    as a devveloper in Baltimore’s inner-city I have seen alot of vacant units and have come to the conclusion, the only way to develop our Baltimore is to develop our Baltimore. The Mayor and the commissioner can not solve all of our problems as it relates to the vacant units but we as proud developers must assist in changing our concept of the city. Vacant units; should assist with employment which has the abiliity to attract those to a city rich with a unique style of housing. vacant unit also create opportunities for nieghborhoods to flourish with a sense of self direction and wholeness. we need the developers and those with a passion to change to think outside the box with todays development concepts thereby creating homes for those interested in our Baltimore.

  • 9 Ned // Oct 2, 2009 at 12:13 am


    Thank you for stopping by and taking the time to comment.

    You said: “a city rich with a unique style of housing.”

    Absolutely, Baltimore has some wonderful architecture. Imagine how beautiful this city could be if those beautiful homes were renovated and filled with homeowners who took pride in their homes.

  • 10 Eryck // Nov 5, 2009 at 7:28 pm

    I am about to retire from the military and come back home to Baltimore. Are you aware of any VA or similar programs for Veterans to buy up some of these properities?

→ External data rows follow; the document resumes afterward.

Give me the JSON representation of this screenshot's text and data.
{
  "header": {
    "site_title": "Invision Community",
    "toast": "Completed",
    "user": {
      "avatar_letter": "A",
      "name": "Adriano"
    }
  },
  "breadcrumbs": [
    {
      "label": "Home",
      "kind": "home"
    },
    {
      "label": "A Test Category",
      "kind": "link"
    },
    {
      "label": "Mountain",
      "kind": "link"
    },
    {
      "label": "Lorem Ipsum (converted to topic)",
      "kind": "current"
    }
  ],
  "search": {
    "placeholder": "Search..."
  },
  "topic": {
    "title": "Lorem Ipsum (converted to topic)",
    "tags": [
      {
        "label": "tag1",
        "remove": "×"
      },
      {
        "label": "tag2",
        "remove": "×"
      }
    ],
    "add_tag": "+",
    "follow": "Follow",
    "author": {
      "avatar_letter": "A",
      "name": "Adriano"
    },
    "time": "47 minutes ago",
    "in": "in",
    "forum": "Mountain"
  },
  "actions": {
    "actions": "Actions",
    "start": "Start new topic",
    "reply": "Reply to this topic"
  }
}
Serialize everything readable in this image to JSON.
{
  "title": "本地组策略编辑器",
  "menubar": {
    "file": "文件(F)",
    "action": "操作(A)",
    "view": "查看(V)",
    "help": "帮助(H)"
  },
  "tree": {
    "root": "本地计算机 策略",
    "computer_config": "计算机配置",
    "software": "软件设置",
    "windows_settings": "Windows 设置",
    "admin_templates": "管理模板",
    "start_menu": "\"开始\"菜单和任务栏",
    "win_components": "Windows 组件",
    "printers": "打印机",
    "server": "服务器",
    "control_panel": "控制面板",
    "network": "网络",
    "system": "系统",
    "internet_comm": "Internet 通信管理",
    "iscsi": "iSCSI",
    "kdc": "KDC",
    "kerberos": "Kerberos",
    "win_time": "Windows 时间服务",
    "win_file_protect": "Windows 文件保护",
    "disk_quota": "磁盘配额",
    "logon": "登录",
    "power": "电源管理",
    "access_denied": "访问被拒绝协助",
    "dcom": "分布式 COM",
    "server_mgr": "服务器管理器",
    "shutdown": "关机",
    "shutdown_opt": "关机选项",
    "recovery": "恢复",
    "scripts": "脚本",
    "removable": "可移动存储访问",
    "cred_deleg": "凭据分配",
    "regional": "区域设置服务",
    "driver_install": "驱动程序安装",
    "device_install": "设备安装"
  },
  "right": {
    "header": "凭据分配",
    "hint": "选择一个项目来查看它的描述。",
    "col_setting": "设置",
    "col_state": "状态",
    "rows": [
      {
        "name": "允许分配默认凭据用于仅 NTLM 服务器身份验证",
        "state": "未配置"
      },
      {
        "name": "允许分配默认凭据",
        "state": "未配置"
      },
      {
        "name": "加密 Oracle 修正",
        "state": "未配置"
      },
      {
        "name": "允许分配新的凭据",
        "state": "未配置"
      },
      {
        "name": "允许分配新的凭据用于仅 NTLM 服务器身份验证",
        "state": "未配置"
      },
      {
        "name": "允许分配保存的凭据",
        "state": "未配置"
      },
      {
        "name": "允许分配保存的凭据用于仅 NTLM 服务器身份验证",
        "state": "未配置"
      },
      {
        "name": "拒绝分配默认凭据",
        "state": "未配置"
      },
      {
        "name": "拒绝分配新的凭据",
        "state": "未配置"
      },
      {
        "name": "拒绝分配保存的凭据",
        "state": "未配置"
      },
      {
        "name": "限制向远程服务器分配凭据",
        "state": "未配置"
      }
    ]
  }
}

    In short, with out much collateral, I want to purchase a few “connected” city townhomes/ rowhomes (what is the real name/) and build (over time) my retirement housing.

    What is the cities take on timelines to renovate these homes and what if any leniency do they have for the capitol portion?

  • 11 Ned // Nov 6, 2009 at 1:54 am


    I am not aware of any specific VA programs. There are various government programs to assist in investing in real estate but most have strings attached. One string is most assume that you have some money to work with.

    They are generally called “row houses” in Baltimore but townhouse would also be correct. There are ways to get started with modest collateral (money), partnering for example.

    The city has gotten tougher to deal with lately. However I get the sense that they are patient as long as you are making progress. But if you buy a vacant property and let it sit they will often come after you.

    Good luck, – Ned

  • 12 Jay // Dec 3, 2009 at 4:06 pm

    I have been interested and looking for a few homes to renovate in the city. To my amaze I was shocked as I drove around the town seeing 100’s of homes in all directions for miles that were in total ruins. A great city as Baltimore should be as it were many years back when all the blue collar workers as myself owned and loved their homes. It is only due to poor City Government and poor police force not delivering what they should be providing, A SAFE AND CLEAN place to live. Too many houses out there and I am determined to take over as many as I can to trun this city around.

  • 13 Ned // Dec 3, 2009 at 11:14 pm

    Jay, welcome and thanks for commenting. Yes I agree the city has poor government but I do think the city is on the rebound. Glad you’d like to help and be part of that.

  • 14 humidifier (4 comments.) // Jan 17, 2010 at 1:17 am

    10,000 vacant homes? They better be super cheap deals. I might have to take a look at those properties myself.